Provided material Block Start
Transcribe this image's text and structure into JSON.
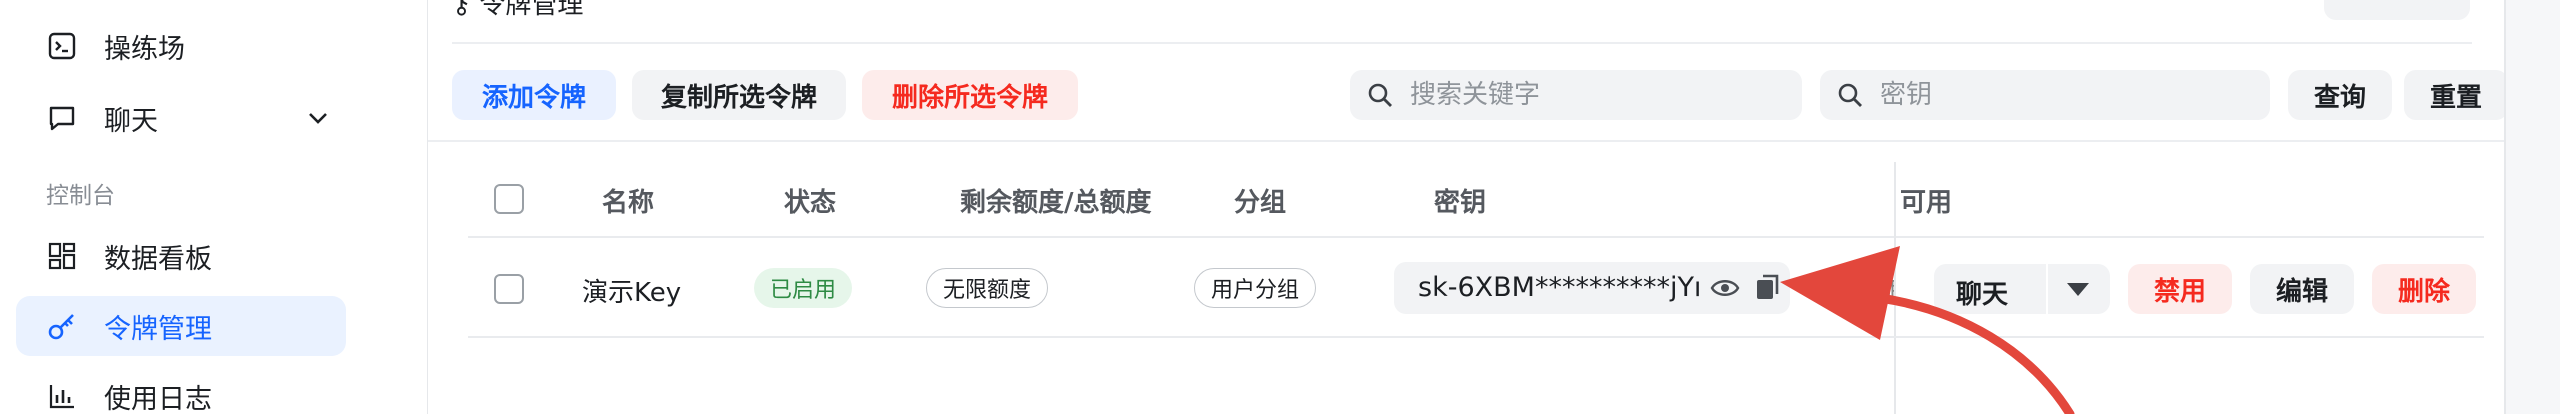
{
  "sidebar": {
    "items_top": [
      {
        "label": "操练场",
        "icon": "terminal-icon"
      },
      {
        "label": "聊天",
        "icon": "chat-bubble-icon"
      }
    ],
    "section_label": "控制台",
    "items_console": [
      {
        "label": "数据看板",
        "icon": "dashboard-grid-icon"
      },
      {
        "label": "令牌管理",
        "icon": "key-icon",
        "active": true
      },
      {
        "label": "使用日志",
        "icon": "bar-chart-icon"
      }
    ]
  },
  "header": {
    "title_partial": "令牌管理"
  },
  "toolbar": {
    "add_label": "添加令牌",
    "copy_label": "复制所选令牌",
    "delete_label": "删除所选令牌",
    "search_placeholder": "搜索关键字",
    "key_placeholder": "密钥",
    "query_label": "查询",
    "reset_label": "重置"
  },
  "table": {
    "columns": [
      "名称",
      "状态",
      "剩余额度/总额度",
      "分组",
      "密钥",
      "可用"
    ],
    "rows": [
      {
        "name": "演示Key",
        "status": "已启用",
        "quota": "无限额度",
        "group": "用户分组",
        "key": "sk-6XBM**********jYı",
        "available_partial": "限",
        "actions": {
          "chat": "聊天",
          "disable": "禁用",
          "edit": "编辑",
          "delete": "删除"
        }
      }
    ]
  },
  "colors": {
    "accent": "#1664ff",
    "danger": "#f52a1f",
    "success": "#2e8b44",
    "annotation_arrow": "#e3473c"
  }
}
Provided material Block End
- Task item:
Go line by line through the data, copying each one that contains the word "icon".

- Task solution:
        "icon": "terminal-icon"
        "icon": "chat-bubble-icon"
        "icon": "dashboard-grid-icon"
        "icon": "key-icon",
        "icon": "bar-chart-icon"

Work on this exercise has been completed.